Directions for this task =
Whether an entry is long or short, retype it exactly.

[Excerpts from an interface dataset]
══════════════════════════════

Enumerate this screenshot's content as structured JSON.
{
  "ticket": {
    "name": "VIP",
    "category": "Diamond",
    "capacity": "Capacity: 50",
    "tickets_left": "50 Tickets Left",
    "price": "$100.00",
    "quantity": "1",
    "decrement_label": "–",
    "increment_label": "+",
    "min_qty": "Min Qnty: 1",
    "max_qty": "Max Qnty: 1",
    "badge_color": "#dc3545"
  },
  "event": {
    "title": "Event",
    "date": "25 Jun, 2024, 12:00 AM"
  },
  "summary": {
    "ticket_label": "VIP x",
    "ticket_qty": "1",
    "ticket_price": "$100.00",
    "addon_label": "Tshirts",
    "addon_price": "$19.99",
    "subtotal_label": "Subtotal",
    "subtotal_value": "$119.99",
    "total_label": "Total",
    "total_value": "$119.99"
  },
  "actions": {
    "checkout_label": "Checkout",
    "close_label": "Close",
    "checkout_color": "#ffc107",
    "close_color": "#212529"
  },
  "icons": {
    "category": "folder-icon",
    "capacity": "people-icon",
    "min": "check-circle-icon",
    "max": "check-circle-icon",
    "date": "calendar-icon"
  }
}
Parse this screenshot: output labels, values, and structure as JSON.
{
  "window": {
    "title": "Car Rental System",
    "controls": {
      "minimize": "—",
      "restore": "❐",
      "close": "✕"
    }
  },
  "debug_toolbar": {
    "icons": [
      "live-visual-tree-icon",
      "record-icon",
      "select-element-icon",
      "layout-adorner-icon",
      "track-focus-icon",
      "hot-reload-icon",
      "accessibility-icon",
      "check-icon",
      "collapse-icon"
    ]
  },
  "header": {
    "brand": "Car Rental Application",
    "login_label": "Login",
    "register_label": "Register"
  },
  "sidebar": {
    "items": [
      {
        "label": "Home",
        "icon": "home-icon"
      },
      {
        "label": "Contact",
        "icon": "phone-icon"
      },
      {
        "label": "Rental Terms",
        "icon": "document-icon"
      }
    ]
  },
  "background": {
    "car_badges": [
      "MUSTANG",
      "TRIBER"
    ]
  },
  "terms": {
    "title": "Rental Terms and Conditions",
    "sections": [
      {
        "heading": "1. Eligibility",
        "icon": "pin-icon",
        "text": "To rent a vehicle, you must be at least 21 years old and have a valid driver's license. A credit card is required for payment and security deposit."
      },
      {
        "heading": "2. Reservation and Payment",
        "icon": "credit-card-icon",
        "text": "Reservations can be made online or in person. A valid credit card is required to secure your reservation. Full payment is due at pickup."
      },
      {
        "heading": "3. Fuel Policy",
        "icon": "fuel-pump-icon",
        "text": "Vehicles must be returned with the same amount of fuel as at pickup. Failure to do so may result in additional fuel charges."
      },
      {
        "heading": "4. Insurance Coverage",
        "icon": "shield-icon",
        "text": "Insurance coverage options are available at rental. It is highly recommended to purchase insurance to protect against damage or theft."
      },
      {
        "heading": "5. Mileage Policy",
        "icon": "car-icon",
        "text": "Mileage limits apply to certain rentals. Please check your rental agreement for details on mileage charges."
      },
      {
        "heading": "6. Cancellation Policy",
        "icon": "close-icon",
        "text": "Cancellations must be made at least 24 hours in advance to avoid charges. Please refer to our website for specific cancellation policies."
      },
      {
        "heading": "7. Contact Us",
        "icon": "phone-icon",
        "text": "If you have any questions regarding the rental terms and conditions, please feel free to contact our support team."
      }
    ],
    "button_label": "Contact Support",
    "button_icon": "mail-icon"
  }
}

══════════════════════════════

Response for this exercise =
Enumerate this screenshot's content as structured JSON.
{
  "ticket": {
    "name": "VIP",
    "category": "Diamond",
    "capacity": "Capacity: 50",
    "tickets_left": "50 Tickets Left",
    "price": "$100.00",
    "quantity": "1",
    "decrement_label": "–",
    "increment_label": "+",
    "min_qty": "Min Qnty: 1",
    "max_qty": "Max Qnty: 1",
    "badge_color": "#dc3545"
  },
  "event": {
    "title": "Event",
    "date": "25 Jun, 2024, 12:00 AM"
  },
  "summary": {
    "ticket_label": "VIP x",
    "ticket_qty": "1",
    "ticket_price": "$100.00",
    "addon_label": "Tshirts",
    "addon_price": "$19.99",
    "subtotal_label": "Subtotal",
    "subtotal_value": "$119.99",
    "total_label": "Total",
    "total_value": "$119.99"
  },
  "actions": {
    "checkout_label": "Checkout",
    "close_label": "Close",
    "checkout_color": "#ffc107",
    "close_color": "#212529"
  },
  "icons": {
    "category": "folder-icon",
    "capacity": "people-icon",
    "min": "check-circle-icon",
    "max": "check-circle-icon",
    "date": "calendar-icon"
  }
}
Parse this screenshot: output labels, values, and structure as JSON.
{
  "window": {
    "title": "Car Rental System",
    "controls": {
      "minimize": "—",
      "restore": "❐",
      "close": "✕"
    }
  },
  "debug_toolbar": {
    "icons": [
      "live-visual-tree-icon",
      "record-icon",
      "select-element-icon",
      "layout-adorner-icon",
      "track-focus-icon",
      "hot-reload-icon",
      "accessibility-icon",
      "check-icon",
      "collapse-icon"
    ]
  },
  "header": {
    "brand": "Car Rental Application",
    "login_label": "Login",
    "register_label": "Register"
  },
  "sidebar": {
    "items": [
      {
        "label": "Home",
        "icon": "home-icon"
      },
      {
        "label": "Contact",
        "icon": "phone-icon"
      },
      {
        "label": "Rental Terms",
        "icon": "document-icon"
      }
    ]
  },
  "background": {
    "car_badges": [
      "MUSTANG",
      "TRIBER"
    ]
  },
  "terms": {
    "title": "Rental Terms and Conditions",
    "sections": [
      {
        "heading": "1. Eligibility",
        "icon": "pin-icon",
        "text": "To rent a vehicle, you must be at least 21 years old and have a valid driver's license. A credit card is required for payment and security deposit."
      },
      {
        "heading": "2. Reservation and Payment",
        "icon": "credit-card-icon",
        "text": "Reservations can be made online or in person. A valid credit card is required to secure your reservation. Full payment is due at pickup."
      },
      {
        "heading": "3. Fuel Policy",
        "icon": "fuel-pump-icon",
        "text": "Vehicles must be returned with the same amount of fuel as at pickup. Failure to do so may result in additional fuel charges."
      },
      {
        "heading": "4. Insurance Coverage",
        "icon": "shield-icon",
        "text": "Insurance coverage options are available at rental. It is highly recommended to purchase insurance to protect against damage or theft."
      },
      {
        "heading": "5. Mileage Policy",
        "icon": "car-icon",
        "text": "Mileage limits apply to certain rentals. Please check your rental agreement for details on mileage charges."
      },
      {
        "heading": "6. Cancellation Policy",
        "icon": "close-icon",
        "text": "Cancellations must be made at least 24 hours in advance to avoid charges. Please refer to our website for specific cancellation policies."
      },
      {
        "heading": "7. Contact Us",
        "icon": "phone-icon",
        "text": "If you have any questions regarding the rental terms and conditions, please feel free to contact our support team."
      }
    ],
    "button_label": "Contact Support",
    "button_icon": "mail-icon"
  }
}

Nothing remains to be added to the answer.